● WHAT IS REQUIRED:
Print only the line with "Convert this screenshot" and the lines after it, ending with the last line of the material, each exactly as it stands.

[GIVEN ENTRIES Boundary: Start]

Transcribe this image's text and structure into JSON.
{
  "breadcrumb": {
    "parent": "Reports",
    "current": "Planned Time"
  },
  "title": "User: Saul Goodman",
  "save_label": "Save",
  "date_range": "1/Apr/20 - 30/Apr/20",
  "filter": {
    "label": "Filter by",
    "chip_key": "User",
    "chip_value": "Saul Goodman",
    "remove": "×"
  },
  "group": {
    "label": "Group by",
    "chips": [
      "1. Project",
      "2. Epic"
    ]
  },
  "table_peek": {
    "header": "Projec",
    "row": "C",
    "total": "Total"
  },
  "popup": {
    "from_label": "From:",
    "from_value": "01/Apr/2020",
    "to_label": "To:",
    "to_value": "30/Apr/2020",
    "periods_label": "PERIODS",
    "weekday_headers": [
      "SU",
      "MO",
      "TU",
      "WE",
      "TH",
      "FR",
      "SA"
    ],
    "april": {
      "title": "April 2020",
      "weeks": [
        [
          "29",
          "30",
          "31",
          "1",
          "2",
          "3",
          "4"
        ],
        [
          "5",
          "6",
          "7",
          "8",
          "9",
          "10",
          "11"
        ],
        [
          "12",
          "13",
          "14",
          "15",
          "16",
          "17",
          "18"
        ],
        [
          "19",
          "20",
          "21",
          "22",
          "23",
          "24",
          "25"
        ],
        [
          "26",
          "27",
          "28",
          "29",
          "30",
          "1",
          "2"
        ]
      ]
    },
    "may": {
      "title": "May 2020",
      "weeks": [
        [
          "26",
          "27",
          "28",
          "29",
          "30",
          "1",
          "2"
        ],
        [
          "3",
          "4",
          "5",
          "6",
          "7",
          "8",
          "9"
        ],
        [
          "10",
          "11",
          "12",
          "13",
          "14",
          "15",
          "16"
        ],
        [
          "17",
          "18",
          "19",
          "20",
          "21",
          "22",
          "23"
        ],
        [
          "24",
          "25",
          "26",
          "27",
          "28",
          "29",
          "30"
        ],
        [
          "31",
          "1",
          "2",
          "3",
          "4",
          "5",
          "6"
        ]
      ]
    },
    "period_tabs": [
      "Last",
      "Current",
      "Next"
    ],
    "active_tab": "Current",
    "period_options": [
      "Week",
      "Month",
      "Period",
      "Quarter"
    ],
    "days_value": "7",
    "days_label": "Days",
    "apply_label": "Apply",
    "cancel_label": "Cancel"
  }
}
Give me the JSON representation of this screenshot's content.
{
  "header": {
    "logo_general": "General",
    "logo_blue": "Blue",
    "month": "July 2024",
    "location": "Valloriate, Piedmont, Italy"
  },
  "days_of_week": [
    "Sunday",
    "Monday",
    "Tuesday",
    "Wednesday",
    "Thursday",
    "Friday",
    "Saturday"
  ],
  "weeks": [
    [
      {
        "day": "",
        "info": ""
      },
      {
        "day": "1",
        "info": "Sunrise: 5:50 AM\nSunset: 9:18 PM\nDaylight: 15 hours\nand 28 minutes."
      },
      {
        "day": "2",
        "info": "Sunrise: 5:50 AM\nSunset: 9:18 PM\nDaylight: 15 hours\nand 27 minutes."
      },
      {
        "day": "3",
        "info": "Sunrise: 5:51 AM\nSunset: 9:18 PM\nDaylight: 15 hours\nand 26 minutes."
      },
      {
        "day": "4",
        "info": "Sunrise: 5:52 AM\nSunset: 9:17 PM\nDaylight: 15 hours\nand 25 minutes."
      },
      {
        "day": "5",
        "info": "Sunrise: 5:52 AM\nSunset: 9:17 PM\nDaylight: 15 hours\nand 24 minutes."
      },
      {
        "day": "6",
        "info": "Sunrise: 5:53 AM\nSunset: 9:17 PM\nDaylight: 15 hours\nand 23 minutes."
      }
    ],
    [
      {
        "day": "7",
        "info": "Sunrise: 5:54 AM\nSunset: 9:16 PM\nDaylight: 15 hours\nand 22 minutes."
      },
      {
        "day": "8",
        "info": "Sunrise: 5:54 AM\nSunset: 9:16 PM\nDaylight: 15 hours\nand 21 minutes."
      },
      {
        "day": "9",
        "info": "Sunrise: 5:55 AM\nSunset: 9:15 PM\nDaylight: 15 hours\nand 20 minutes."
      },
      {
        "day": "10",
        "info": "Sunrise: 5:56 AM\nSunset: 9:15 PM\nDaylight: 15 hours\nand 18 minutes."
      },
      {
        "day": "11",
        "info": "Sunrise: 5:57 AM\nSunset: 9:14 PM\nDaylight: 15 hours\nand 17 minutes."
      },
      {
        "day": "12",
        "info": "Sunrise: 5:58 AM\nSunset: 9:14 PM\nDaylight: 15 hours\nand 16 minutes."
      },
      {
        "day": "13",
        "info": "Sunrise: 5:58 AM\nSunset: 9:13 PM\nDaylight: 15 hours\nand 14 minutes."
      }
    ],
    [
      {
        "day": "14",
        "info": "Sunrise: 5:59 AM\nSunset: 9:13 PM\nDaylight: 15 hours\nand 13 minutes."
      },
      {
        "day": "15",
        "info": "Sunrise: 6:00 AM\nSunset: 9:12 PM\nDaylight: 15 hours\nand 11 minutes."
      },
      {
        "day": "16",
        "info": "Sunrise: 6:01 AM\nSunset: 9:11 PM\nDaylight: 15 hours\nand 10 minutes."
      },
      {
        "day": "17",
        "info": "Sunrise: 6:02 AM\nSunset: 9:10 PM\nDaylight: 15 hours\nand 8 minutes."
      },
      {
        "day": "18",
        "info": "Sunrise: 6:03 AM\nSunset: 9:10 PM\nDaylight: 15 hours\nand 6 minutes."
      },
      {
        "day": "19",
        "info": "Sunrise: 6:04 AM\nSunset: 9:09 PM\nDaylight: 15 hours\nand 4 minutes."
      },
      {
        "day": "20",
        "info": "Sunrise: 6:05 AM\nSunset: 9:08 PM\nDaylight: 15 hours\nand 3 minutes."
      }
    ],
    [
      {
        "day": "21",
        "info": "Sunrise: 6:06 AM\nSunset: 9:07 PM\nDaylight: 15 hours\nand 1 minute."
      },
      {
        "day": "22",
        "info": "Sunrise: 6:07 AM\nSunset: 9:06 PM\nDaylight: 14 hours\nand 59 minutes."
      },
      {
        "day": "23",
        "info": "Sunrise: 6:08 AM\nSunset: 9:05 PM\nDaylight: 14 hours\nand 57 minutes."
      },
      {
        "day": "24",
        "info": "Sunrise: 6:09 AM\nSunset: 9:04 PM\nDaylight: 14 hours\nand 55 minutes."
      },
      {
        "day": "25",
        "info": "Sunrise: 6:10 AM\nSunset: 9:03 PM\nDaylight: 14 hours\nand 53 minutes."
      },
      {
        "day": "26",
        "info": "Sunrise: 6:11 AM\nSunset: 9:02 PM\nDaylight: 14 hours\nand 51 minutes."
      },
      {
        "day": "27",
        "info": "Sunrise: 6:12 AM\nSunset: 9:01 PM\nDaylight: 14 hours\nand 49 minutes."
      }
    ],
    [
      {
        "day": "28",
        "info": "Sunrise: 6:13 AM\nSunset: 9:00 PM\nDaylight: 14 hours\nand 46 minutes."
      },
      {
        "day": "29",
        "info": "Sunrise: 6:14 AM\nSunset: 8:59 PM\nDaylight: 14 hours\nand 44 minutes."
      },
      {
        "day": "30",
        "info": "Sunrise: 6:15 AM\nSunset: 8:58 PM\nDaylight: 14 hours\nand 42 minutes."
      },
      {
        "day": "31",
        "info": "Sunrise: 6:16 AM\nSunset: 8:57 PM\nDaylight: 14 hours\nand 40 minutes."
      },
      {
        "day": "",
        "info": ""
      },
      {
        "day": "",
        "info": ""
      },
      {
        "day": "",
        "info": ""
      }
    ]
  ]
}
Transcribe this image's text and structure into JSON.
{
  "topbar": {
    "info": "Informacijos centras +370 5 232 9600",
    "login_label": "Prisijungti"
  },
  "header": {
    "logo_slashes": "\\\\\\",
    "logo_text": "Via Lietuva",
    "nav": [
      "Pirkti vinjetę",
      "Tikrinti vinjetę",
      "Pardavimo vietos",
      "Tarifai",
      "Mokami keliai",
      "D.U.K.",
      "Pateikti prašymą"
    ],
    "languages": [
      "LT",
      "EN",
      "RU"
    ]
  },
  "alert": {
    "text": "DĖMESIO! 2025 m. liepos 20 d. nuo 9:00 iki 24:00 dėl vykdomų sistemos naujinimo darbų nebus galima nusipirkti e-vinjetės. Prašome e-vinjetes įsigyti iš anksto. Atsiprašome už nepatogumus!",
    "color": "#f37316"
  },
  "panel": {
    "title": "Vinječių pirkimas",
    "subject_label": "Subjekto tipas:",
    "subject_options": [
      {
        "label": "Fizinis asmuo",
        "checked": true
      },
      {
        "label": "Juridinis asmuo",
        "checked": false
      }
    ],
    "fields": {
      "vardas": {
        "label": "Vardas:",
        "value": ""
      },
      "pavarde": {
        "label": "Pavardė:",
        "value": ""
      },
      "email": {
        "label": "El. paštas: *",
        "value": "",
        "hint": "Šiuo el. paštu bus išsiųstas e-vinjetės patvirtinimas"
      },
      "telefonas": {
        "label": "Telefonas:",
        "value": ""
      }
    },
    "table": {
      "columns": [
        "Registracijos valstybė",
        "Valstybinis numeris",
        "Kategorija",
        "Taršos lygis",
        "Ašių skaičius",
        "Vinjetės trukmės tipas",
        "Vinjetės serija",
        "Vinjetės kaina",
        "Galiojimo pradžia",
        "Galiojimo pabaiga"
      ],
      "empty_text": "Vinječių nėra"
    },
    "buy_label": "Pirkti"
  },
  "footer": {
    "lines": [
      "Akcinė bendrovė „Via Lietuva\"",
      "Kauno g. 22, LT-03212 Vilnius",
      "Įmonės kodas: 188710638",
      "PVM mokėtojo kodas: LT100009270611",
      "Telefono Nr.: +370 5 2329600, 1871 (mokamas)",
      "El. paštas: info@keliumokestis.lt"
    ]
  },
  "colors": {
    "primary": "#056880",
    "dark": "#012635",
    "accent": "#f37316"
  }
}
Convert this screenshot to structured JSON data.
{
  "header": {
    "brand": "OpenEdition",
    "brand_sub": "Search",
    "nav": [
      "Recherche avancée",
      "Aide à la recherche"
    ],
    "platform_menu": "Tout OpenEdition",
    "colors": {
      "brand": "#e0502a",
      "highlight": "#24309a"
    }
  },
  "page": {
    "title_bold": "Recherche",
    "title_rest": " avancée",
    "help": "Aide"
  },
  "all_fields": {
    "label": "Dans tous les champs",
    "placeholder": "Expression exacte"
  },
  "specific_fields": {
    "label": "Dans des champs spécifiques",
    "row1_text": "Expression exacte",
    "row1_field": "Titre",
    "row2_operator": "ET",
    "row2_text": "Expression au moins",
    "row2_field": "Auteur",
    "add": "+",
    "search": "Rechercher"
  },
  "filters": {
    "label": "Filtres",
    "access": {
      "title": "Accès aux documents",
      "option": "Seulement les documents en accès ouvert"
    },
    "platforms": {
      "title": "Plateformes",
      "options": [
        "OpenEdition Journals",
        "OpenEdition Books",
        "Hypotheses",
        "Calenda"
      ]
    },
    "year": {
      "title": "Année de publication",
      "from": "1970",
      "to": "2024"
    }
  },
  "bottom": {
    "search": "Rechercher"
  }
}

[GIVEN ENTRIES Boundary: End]

● TASK ANSWER:
Convert this screenshot to structured JSON data.
{
  "header": {
    "brand": "OpenEdition",
    "brand_sub": "Search",
    "nav": [
      "Recherche avancée",
      "Aide à la recherche"
    ],
    "platform_menu": "Tout OpenEdition",
    "colors": {
      "brand": "#e0502a",
      "highlight": "#24309a"
    }
  },
  "page": {
    "title_bold": "Recherche",
    "title_rest": " avancée",
    "help": "Aide"
  },
  "all_fields": {
    "label": "Dans tous les champs",
    "placeholder": "Expression exacte"
  },
  "specific_fields": {
    "label": "Dans des champs spécifiques",
    "row1_text": "Expression exacte",
    "row1_field": "Titre",
    "row2_operator": "ET",
    "row2_text": "Expression au moins",
    "row2_field": "Auteur",
    "add": "+",
    "search": "Rechercher"
  },
  "filters": {
    "label": "Filtres",
    "access": {
      "title": "Accès aux documents",
      "option": "Seulement les documents en accès ouvert"
    },
    "platforms": {
      "title": "Plateformes",
      "options": [
        "OpenEdition Journals",
        "OpenEdition Books",
        "Hypotheses",
        "Calenda"
      ]
    },
    "year": {
      "title": "Année de publication",
      "from": "1970",
      "to": "2024"
    }
  },
  "bottom": {
    "search": "Rechercher"
  }
}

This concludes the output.